This year we commemorate the Centenary of the First World War (1914-1918).

Commemorating 100 years of ANZAC, Kelvin Grove Library.

To help understand the Australian experience of war, the Australian War Memorial website provides information about Anzac Day and the Memorial’s commemoration projects for the Centenary of the First World War.

QUT Library also has a wide range of resources available for learning more about Anzac Day and the First World War. The following books and videos are highly recommended:

We will be open on Anzac Day, Wednesday 25th April. Our library website provides more details on our opening hours.

World Book Day, Yay!

On the 23rd April get off Netflix and grab yourself a book. Not just because you know you should, but to celebrate our freedom to do just that.

It is our duty then, everywhere in the world, to protect these freedoms and to promote reading and writing in order to fight illiteracy and poverty and to strengthen the foundations of peace, as well as to protect the publishing-related professions and professionals.

It’s World Book Day, so time to think about how books make our lives better.  The Director General of UNESCO Audrey Azoulay tells us that when we celebrate books, we celebrate everything that comes  with them like writing, reading, translating and publishing. 

We like to think we do the same here at  QUT Library, and we have hundreds of thousands of books and eBooks, so why not borrow a classic, take on a new genre, or delve into something you’ve always wanted to explore?

Here are some suggestions from your friendly librarians:

Improve those negotiation skills with Getting to yes by Roger Fisher, William Ury & Bruce M Paton.
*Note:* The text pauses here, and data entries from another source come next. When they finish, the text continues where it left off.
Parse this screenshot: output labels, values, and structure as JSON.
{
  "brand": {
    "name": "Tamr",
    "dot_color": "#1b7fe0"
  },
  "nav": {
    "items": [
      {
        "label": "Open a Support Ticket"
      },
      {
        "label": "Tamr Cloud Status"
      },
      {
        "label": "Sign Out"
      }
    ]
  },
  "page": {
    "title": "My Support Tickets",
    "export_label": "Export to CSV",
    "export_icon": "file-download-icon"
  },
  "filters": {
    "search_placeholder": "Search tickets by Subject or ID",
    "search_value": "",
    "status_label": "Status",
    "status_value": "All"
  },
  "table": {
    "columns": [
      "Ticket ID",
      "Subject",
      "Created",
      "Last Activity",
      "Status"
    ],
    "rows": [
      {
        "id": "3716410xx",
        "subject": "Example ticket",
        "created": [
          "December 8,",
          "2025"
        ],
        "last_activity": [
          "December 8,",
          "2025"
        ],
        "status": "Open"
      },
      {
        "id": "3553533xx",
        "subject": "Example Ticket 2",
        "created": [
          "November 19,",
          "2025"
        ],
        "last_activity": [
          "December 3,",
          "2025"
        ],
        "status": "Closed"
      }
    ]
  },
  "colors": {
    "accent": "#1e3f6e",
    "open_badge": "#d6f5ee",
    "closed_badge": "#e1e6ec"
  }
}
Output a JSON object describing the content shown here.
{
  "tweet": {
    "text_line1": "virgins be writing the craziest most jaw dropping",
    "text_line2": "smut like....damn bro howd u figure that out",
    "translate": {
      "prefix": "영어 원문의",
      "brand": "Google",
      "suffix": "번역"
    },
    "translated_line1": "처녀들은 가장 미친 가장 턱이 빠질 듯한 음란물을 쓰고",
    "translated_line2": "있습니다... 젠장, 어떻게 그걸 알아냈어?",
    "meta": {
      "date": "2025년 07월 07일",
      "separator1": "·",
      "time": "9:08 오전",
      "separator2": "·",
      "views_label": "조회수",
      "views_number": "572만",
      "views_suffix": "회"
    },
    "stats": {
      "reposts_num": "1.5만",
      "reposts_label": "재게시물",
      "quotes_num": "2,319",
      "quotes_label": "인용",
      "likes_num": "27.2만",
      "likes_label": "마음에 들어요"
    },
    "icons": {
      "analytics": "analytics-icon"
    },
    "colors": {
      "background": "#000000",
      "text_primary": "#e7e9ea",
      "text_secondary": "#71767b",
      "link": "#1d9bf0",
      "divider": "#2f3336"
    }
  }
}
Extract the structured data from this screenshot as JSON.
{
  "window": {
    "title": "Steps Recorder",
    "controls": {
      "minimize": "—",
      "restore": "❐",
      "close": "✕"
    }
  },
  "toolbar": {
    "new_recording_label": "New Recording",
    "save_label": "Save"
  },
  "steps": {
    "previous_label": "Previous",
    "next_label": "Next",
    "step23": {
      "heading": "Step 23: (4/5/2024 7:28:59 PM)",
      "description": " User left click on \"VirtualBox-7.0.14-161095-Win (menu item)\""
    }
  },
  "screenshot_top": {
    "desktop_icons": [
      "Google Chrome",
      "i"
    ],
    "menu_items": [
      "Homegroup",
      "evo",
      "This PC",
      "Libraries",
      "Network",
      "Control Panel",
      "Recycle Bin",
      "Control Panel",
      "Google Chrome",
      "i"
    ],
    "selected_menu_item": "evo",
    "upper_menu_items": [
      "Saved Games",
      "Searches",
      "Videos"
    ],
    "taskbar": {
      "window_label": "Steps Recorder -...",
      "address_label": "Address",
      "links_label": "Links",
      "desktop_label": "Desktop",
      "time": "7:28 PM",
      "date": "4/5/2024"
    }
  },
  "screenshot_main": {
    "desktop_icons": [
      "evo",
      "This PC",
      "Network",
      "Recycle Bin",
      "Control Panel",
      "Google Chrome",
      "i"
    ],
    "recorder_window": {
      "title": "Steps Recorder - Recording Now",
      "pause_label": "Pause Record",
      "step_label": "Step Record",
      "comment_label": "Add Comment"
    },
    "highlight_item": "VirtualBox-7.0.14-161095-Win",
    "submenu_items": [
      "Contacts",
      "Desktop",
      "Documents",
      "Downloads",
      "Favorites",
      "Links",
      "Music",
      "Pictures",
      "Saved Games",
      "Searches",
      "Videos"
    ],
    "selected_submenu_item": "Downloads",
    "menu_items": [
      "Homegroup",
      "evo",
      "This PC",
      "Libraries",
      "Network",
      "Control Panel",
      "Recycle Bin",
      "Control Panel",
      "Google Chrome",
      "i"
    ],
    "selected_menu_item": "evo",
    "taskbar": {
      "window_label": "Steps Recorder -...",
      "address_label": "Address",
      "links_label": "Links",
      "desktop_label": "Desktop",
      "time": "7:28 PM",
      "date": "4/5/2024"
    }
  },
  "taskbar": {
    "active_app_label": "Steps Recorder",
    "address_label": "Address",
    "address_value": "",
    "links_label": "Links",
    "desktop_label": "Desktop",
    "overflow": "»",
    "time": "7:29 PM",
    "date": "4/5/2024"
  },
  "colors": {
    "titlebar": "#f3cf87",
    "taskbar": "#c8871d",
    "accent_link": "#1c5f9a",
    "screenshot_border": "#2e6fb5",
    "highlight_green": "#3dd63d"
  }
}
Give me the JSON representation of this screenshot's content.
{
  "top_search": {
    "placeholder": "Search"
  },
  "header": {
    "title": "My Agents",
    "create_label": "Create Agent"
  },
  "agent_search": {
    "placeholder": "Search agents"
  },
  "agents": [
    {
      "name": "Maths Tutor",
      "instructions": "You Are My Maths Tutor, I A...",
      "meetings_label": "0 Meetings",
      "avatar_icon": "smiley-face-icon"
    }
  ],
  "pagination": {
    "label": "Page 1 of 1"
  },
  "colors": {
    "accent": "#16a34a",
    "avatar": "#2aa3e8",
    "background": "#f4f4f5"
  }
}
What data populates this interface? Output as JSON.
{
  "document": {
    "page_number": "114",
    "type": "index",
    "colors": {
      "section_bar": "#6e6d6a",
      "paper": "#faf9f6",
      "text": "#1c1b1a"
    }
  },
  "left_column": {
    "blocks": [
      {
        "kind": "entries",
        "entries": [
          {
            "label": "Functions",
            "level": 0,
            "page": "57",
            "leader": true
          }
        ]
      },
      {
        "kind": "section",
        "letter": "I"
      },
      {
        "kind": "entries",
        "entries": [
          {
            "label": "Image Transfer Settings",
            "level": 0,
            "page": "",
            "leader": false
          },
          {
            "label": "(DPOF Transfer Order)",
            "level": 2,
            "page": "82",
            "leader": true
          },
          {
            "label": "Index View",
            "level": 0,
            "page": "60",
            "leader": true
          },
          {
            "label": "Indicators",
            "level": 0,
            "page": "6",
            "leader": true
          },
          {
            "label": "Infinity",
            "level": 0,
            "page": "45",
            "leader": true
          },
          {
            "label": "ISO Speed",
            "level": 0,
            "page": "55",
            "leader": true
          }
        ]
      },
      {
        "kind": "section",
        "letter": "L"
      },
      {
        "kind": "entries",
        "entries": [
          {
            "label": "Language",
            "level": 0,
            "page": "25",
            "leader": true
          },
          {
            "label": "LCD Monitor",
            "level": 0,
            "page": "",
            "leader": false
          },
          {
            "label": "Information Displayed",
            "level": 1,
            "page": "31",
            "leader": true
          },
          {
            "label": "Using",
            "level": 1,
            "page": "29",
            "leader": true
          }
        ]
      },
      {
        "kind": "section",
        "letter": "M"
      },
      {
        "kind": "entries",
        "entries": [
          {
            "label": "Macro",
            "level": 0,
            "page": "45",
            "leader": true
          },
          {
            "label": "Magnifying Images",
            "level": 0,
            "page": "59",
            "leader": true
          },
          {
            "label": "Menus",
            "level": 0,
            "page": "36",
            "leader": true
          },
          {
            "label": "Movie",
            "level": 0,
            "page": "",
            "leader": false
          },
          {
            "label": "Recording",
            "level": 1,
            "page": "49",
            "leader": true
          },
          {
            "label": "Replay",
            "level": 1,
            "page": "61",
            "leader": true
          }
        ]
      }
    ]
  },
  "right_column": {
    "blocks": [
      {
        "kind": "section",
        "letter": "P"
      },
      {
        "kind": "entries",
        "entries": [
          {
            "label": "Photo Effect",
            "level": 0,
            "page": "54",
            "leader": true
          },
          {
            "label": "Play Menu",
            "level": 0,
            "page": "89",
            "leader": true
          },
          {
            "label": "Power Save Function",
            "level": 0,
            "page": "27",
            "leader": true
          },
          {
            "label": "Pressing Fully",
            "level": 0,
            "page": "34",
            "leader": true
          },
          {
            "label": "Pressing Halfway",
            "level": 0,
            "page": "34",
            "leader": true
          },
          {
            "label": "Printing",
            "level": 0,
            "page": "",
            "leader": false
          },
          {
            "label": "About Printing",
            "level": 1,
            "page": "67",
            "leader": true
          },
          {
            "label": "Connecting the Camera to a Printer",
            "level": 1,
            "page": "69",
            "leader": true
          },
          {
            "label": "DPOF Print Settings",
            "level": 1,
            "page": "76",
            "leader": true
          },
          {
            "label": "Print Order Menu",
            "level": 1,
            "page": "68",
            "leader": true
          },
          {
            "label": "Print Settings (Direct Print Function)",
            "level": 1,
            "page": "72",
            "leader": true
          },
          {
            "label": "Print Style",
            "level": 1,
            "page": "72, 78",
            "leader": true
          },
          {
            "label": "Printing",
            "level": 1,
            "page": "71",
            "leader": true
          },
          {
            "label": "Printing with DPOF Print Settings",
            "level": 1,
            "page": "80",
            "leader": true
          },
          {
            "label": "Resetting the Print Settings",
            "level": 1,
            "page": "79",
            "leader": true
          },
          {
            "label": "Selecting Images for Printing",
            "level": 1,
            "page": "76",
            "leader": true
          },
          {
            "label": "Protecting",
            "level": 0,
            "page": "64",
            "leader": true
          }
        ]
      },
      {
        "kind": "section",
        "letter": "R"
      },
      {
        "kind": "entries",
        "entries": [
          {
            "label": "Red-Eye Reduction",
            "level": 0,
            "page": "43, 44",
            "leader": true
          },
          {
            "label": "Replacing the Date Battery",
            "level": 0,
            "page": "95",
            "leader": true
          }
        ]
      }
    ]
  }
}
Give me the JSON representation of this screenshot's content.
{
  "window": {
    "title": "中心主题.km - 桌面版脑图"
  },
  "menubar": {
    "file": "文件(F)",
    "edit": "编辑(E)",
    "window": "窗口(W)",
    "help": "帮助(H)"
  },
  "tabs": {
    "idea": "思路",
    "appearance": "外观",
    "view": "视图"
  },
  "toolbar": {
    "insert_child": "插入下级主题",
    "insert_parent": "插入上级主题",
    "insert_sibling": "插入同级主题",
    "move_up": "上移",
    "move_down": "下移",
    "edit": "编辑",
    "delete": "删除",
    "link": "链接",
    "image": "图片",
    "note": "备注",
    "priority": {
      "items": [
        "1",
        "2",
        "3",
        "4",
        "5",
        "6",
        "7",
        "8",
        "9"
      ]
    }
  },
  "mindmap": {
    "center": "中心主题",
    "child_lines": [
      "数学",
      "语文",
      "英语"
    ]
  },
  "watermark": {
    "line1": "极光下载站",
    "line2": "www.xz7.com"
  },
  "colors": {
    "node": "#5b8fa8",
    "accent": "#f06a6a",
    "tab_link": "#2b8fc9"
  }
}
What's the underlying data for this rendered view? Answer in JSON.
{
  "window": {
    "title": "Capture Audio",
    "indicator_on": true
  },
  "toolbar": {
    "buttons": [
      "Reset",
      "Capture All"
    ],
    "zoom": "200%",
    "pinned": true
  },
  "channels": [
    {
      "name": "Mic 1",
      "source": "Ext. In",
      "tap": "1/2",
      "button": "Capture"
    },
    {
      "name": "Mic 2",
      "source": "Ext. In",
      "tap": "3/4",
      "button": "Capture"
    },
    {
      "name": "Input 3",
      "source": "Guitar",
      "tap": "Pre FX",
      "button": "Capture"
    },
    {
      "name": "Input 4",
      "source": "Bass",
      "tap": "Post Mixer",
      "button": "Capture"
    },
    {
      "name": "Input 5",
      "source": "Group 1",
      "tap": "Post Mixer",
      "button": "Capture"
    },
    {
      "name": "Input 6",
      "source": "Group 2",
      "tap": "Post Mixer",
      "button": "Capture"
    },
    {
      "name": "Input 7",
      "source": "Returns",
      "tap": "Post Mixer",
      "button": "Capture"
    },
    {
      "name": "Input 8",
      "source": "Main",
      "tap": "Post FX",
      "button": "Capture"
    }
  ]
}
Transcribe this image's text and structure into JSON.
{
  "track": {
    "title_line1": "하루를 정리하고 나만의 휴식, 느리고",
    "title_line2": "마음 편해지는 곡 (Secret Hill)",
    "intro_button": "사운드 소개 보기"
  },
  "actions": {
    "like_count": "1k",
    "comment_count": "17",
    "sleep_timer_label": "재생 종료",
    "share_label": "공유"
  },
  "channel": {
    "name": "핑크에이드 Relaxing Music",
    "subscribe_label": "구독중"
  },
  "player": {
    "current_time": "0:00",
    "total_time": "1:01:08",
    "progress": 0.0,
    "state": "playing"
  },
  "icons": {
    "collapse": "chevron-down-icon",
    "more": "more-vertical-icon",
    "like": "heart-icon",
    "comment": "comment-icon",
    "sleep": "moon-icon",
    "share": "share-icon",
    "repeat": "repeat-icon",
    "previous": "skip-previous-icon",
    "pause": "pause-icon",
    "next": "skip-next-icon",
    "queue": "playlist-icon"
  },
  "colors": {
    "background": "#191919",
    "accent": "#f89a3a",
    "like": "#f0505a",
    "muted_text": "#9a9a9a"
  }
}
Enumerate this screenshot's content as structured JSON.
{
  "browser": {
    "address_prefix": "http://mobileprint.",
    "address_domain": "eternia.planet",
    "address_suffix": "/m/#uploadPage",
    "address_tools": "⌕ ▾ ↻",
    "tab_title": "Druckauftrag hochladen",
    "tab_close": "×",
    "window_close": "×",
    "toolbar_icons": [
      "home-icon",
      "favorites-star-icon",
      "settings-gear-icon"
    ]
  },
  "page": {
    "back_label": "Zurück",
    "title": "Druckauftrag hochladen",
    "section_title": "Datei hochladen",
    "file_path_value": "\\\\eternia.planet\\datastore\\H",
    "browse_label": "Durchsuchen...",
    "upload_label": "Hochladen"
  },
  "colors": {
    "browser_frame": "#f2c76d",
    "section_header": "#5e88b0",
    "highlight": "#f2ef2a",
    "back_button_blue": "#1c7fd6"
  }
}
If you don’t have the time for a global odyssey enjoy someone else’s try Lights out in Wonderland by DBC Pierre.

If you want to read the book before you see the movie try The Guernsey Literary and Potato Peel Pie Society.

If you want to sharpen up those English grammar skills try Grammar for grown-ups : everything you need to know but never learnt in school

If you like botany and historical novels try The Signature of All Things by Elizabeth Gilbert.

World Book Day isn’t just about books it’s about Copyright too, and QUT Library has this great guide to all things copyright.